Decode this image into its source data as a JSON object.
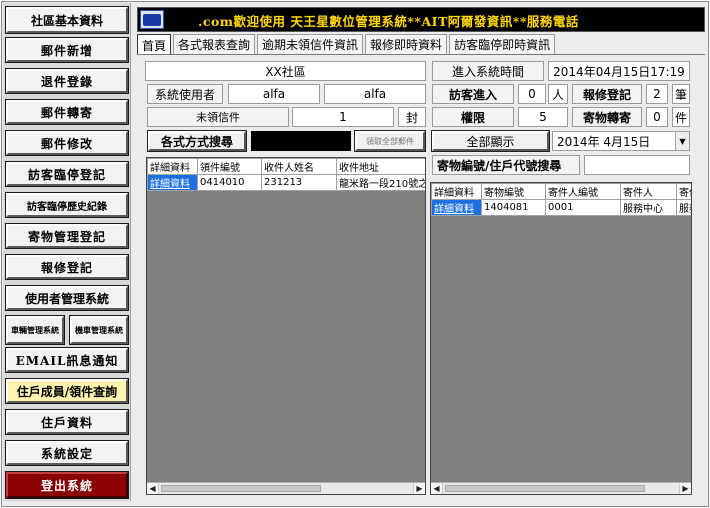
{
  "sidebar": {
    "title": "社區基本資料",
    "items": [
      {
        "label": "郵件新增"
      },
      {
        "label": "退件登錄"
      },
      {
        "label": "郵件轉寄"
      },
      {
        "label": "郵件修改"
      },
      {
        "label": "訪客臨停登記"
      },
      {
        "label": "訪客臨停歷史紀錄"
      },
      {
        "label": "寄物管理登記"
      },
      {
        "label": "報修登記"
      },
      {
        "label": "使用者管理系統"
      },
      {
        "label": "車輛管理系統"
      },
      {
        "label": "機車管理系統"
      },
      {
        "label": "EMAIL訊息通知"
      },
      {
        "label": "住戶成員/領件查詢"
      },
      {
        "label": "住戶資料"
      },
      {
        "label": "系統設定"
      },
      {
        "label": "登出系統"
      }
    ]
  },
  "header": {
    "logo_icon": "company-logo-icon",
    "marquee": ".com歡迎使用 天王星數位管理系統**AIT阿爾發資訊**服務電話"
  },
  "tabs": [
    {
      "label": "首頁",
      "active": true
    },
    {
      "label": "各式報表查詢"
    },
    {
      "label": "逾期未領信件資訊"
    },
    {
      "label": "報修即時資料"
    },
    {
      "label": "訪客臨停即時資訊"
    }
  ],
  "info": {
    "community": "XX社區",
    "system_user_label": "系統使用者",
    "user_id": "alfa",
    "user_name": "alfa",
    "unclaimed_label": "未領信件",
    "unclaimed_count": "1",
    "unclaimed_unit": "封",
    "login_time_label": "進入系統時間",
    "login_time": "2014年04月15日17:19",
    "visitor_label": "訪客進入",
    "visitor_count": "0",
    "visitor_unit": "人",
    "repair_label": "報修登記",
    "repair_count": "2",
    "repair_unit": "筆",
    "permission_label": "權限",
    "permission_value": "5",
    "forward_label": "寄物轉寄",
    "forward_count": "0",
    "forward_unit": "件"
  },
  "left_panel": {
    "search_button": "各式方式搜尋",
    "search_value": "",
    "take_all_button": "領取全部郵件",
    "columns": [
      "詳細資料",
      "領件編號",
      "收件人姓名",
      "收件地址"
    ],
    "rows": [
      [
        "詳細資料",
        "0414010",
        "231213",
        "龍米路一段210號之"
      ]
    ]
  },
  "right_panel": {
    "show_all_button": "全部顯示",
    "date_select": "2014年 4月15日",
    "search_label": "寄物編號/住戶代號搜尋",
    "search_value": "",
    "columns": [
      "詳細資料",
      "寄物編號",
      "寄件人編號",
      "寄件人",
      "寄件"
    ],
    "rows": [
      [
        "詳細資料",
        "1404081",
        "0001",
        "服務中心",
        "服務"
      ]
    ]
  }
}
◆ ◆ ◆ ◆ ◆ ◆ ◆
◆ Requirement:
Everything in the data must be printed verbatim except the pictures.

◆ Finished task:
Decode this image into its source data as a JSON object.
{
  "sidebar": {
    "title": "社區基本資料",
    "items": [
      {
        "label": "郵件新增"
      },
      {
        "label": "退件登錄"
      },
      {
        "label": "郵件轉寄"
      },
      {
        "label": "郵件修改"
      },
      {
        "label": "訪客臨停登記"
      },
      {
        "label": "訪客臨停歷史紀錄"
      },
      {
        "label": "寄物管理登記"
      },
      {
        "label": "報修登記"
      },
      {
        "label": "使用者管理系統"
      },
      {
        "label": "車輛管理系統"
      },
      {
        "label": "機車管理系統"
      },
      {
        "label": "EMAIL訊息通知"
      },
      {
        "label": "住戶成員/領件查詢"
      },
      {
        "label": "住戶資料"
      },
      {
        "label": "系統設定"
      },
      {
        "label": "登出系統"
      }
    ]
  },
  "header": {
    "logo_icon": "company-logo-icon",
    "marquee": ".com歡迎使用 天王星數位管理系統**AIT阿爾發資訊**服務電話"
  },
  "tabs": [
    {
      "label": "首頁",
      "active": true
    },
    {
      "label": "各式報表查詢"
    },
    {
      "label": "逾期未領信件資訊"
    },
    {
      "label": "報修即時資料"
    },
    {
      "label": "訪客臨停即時資訊"
    }
  ],
  "info": {
    "community": "XX社區",
    "system_user_label": "系統使用者",
    "user_id": "alfa",
    "user_name": "alfa",
    "unclaimed_label": "未領信件",
    "unclaimed_count": "1",
    "unclaimed_unit": "封",
    "login_time_label": "進入系統時間",
    "login_time": "2014年04月15日17:19",
    "visitor_label": "訪客進入",
    "visitor_count": "0",
    "visitor_unit": "人",
    "repair_label": "報修登記",
    "repair_count": "2",
    "repair_unit": "筆",
    "permission_label": "權限",
    "permission_value": "5",
    "forward_label": "寄物轉寄",
    "forward_count": "0",
    "forward_unit": "件"
  },
  "left_panel": {
    "search_button": "各式方式搜尋",
    "search_value": "",
    "take_all_button": "領取全部郵件",
    "columns": [
      "詳細資料",
      "領件編號",
      "收件人姓名",
      "收件地址"
    ],
    "rows": [
      [
        "詳細資料",
        "0414010",
        "231213",
        "龍米路一段210號之"
      ]
    ]
  },
  "right_panel": {
    "show_all_button": "全部顯示",
    "date_select": "2014年 4月15日",
    "search_label": "寄物編號/住戶代號搜尋",
    "search_value": "",
    "columns": [
      "詳細資料",
      "寄物編號",
      "寄件人編號",
      "寄件人",
      "寄件"
    ],
    "rows": [
      [
        "詳細資料",
        "1404081",
        "0001",
        "服務中心",
        "服務"
      ]
    ]
  }
}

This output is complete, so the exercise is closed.